- PROMPT:
Look through the material that follows and show every line with the string "JSON".

- SOURCE MATERIAL:
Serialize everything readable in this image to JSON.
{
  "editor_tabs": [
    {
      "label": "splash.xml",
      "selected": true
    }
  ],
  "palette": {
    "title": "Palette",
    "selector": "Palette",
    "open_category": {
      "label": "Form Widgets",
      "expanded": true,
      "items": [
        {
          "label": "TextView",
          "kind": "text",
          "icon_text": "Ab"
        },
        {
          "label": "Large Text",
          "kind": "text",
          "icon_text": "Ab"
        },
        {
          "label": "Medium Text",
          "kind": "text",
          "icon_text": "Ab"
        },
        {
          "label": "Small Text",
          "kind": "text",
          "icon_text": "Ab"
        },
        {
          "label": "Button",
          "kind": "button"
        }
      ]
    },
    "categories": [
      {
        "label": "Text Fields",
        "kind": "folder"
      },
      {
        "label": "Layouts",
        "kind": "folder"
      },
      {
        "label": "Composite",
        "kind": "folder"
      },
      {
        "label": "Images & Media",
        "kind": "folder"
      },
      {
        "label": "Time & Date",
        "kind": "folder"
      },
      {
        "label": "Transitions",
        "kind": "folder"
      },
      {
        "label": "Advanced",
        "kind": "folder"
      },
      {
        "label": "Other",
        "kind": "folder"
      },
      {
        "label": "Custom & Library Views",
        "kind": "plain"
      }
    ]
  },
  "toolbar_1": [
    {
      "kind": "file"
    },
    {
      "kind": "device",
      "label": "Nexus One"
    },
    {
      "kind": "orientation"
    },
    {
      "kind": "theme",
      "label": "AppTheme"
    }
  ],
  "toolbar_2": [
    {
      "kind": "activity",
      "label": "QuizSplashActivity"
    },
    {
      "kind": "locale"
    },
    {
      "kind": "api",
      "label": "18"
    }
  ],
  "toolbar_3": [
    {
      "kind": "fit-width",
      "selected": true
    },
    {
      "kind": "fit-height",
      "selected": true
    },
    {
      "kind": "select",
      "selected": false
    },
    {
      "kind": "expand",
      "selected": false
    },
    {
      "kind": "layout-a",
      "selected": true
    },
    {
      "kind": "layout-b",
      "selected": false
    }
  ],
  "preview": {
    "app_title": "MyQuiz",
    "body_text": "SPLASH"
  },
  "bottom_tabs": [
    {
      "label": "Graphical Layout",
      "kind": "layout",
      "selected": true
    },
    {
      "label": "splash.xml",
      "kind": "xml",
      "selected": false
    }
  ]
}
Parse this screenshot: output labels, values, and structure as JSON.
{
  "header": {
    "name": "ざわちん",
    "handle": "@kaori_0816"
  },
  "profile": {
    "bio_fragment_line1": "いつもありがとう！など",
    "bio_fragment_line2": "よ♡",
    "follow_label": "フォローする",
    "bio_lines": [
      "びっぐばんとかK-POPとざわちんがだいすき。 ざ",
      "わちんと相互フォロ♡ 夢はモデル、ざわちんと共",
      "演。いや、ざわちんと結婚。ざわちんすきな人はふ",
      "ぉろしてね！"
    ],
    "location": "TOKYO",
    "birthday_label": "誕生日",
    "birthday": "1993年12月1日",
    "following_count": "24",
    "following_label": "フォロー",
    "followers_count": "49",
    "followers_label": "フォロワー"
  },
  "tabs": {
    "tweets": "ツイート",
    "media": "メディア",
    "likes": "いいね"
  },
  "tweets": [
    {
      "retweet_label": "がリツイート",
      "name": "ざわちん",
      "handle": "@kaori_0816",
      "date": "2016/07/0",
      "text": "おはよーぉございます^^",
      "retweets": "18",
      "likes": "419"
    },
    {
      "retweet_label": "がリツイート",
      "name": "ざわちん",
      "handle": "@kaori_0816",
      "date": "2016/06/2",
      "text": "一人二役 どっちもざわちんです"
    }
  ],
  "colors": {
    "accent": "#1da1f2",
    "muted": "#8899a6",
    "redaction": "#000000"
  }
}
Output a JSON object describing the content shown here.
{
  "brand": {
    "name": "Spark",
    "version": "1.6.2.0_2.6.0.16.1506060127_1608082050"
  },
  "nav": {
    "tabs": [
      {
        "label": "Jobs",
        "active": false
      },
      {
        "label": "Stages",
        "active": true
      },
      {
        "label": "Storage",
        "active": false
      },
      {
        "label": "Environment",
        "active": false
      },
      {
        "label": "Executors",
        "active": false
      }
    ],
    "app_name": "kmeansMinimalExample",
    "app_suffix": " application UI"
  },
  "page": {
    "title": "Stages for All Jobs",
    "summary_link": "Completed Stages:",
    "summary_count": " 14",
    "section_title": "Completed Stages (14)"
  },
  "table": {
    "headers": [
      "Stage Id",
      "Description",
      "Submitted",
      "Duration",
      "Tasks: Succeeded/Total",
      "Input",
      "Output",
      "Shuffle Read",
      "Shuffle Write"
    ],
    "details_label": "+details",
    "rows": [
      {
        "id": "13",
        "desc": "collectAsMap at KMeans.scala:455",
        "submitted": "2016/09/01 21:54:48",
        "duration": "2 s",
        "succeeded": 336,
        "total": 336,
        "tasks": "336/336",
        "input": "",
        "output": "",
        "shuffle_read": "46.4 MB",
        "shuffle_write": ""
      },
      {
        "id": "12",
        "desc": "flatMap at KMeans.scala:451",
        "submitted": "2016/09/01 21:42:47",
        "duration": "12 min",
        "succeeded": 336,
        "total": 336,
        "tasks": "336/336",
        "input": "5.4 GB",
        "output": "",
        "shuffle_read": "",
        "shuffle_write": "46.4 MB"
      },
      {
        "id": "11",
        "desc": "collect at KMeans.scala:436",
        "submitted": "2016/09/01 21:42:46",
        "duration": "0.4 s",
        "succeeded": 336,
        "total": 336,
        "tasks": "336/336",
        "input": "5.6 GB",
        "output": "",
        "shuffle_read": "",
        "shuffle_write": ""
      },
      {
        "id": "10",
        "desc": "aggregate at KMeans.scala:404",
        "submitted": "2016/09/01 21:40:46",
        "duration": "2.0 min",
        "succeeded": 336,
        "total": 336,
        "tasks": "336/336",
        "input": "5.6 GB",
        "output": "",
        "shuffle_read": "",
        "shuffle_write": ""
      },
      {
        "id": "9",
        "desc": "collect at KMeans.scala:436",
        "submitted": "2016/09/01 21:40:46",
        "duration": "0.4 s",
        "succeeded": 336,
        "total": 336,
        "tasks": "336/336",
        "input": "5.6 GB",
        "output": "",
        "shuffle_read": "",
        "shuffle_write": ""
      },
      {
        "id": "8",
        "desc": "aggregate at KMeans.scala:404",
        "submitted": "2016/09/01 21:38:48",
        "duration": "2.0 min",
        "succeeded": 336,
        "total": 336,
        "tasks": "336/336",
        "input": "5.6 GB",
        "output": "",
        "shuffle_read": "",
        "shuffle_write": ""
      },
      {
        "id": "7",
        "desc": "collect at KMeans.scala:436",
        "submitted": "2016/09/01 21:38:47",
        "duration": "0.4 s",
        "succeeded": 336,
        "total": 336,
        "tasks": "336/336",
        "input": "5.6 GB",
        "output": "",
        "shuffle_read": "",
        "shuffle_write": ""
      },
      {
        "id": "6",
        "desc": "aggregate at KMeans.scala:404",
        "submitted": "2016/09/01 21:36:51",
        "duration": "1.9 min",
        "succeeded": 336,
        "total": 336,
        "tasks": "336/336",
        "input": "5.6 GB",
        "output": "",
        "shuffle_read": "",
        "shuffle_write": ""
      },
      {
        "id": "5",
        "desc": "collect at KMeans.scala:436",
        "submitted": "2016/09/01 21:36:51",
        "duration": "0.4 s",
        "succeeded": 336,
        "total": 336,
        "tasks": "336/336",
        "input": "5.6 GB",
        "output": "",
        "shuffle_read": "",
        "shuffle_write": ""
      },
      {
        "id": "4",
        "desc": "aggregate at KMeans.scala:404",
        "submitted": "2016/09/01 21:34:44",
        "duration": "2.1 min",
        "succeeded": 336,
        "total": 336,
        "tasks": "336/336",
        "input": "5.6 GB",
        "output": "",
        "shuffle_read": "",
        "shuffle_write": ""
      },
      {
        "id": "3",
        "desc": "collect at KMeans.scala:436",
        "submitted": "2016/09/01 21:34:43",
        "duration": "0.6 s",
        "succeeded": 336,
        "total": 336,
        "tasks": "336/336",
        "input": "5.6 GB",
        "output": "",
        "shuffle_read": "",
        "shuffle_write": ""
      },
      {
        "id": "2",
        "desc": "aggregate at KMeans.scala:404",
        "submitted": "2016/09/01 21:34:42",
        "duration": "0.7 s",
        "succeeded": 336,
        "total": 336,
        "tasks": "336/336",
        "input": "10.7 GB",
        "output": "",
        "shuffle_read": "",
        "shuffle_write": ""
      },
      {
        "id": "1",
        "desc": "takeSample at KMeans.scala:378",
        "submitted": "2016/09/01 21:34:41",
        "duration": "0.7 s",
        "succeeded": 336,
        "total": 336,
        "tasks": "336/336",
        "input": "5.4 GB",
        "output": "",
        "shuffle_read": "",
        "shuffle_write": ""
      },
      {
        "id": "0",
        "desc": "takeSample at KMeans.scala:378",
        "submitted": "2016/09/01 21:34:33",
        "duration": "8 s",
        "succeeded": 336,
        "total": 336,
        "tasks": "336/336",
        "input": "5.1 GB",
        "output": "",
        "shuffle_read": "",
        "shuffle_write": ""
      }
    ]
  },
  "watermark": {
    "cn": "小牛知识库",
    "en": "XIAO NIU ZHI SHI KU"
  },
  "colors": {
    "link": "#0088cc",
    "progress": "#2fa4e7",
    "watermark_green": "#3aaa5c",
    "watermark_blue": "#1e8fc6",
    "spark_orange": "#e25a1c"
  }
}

- FINISHED TASK:
Serialize everything readable in this image to JSON.
Parse this screenshot: output labels, values, and structure as JSON.
Output a JSON object describing the content shown here.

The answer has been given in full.